The Neuro-epidemiology of HIV in the US in the Era of ART, from the National NeuroAIDS Tissue Consortium
Ian Everall, MB, PhD
16th Conference on Retroviruses and Opportunistic Infections (CROI, February 2009)
The Neuro-epidemiology of HIV in the United States in the Era of ART, from the National NeuroAIDS Tissue Consortium
Ian Everall*1, D Lazzaretto1, S Letendre1, R Ellis1, B Gelman2, S Morgello3, E Singer4, I Grant1, E Masliah1, and F Vaida1
1HIV Neurobehavioral Res Ctr, Univ of California, San Diego, US; 2Univ of Texas Med Branch, Galveston, US; 3Mt Sinai Med Ctr, New York, NY, US; and 4Univ of California, Los Angeles, US
Background: We wanted to examine the epidemiology in the antiretroviral (ARV) era of HIV brain pathology (HBP), consisting of HIV encephalitis, HIV leukoencephalopathy, and microglial nodular encephalitis.

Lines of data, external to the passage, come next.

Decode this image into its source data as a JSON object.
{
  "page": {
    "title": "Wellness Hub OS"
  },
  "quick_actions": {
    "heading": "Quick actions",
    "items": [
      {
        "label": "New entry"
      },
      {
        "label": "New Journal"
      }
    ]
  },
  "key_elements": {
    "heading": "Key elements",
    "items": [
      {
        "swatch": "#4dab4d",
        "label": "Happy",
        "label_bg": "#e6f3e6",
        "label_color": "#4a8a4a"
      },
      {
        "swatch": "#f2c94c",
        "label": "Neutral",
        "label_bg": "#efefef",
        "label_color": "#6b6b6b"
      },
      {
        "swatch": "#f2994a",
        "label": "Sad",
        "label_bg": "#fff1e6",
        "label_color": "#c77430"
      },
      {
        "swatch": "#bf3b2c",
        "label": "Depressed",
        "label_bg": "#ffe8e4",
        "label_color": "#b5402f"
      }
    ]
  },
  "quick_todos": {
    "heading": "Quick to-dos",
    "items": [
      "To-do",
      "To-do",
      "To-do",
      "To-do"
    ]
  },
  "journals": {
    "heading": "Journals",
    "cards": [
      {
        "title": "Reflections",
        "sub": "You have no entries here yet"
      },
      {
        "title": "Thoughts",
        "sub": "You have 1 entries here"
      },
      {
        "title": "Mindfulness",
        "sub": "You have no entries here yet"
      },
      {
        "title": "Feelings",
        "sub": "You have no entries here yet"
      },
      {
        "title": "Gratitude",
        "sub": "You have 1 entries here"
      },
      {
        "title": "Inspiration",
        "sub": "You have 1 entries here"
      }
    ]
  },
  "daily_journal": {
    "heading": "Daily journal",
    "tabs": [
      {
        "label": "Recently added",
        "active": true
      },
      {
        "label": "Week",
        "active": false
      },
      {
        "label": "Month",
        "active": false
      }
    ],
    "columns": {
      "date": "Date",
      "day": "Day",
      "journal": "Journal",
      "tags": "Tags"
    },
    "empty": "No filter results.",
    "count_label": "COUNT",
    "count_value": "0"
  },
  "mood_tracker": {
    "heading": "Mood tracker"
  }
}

Methods: A cross-sectional survey analyzing prospectively acquired clinical and neuropathological data collected by the participating sites of the National NeuroAIDS Tisue Consortium (NNTC), which consists of 589 brain samples from individuals with advanced HIV disease collected from 1999 onward. We assessed gender, ethnicity/race, mode of transmission, age, year of death, length of study follow-up, nadir CD4, plasma viral load within 6 months of death, on study and last documented ARV regime; presence of HBP and of other pathological findings; HIV-associated neurocognitive disorder (HAND) or major depressive disorder (MDD). To assess if the NNTC cohort was representative of the US AIDS epidemic NNTC demographic variables were compared with Centers for Disease Control and Prevention (CDC) US HIV/AIDS epidemic data. Non-parametric statistical analyses were used to compare the HBP and no HBP groups.
Results: Only 22% of the brains examined were neuropathologically normal. Opportunistic infections and cerebral lymphoma occurred in 1 to 5% of the cohort. HBP was observed in 17.5% of the cohort and was associated with nadir CD4 during the study period (p = 0.003) and log plasma viral load within 6 months of death (p <0.001). HBP did not correlate with HAND and there was no pathological correlate for MDD in the subsets of patients for which prospective premortem neuropsychologic (n = 336) and psychiatric (n = 264) data were available. Brains without HBP often had other non-infectious pathological findings or minimal non-diagnostic abnormalities. Alzheimer type II gliosis and minimal non-diagnostic abnormalities correlated with HAND (p = 0.027 and <0.001, respectively). With regard to the CDC data, individuals autopsied in the NNTC were similar in age distribution, but there were fewer females and African Americans, but more Hispanics and men who have sex with men.
Conclusions: HBP was associated with nadir CD4 during the study period and log plasma viral load within 6 months of death. The frequency of HBP, opportunistic infections, and lymphoma were lower than previous pre-ARV reports. There were high rates of both MDD and HAND. There was no pathological correlate of MDD, but other non-infectious pathological findings and minimal non-diagnostic abnormalities correlated with HAND.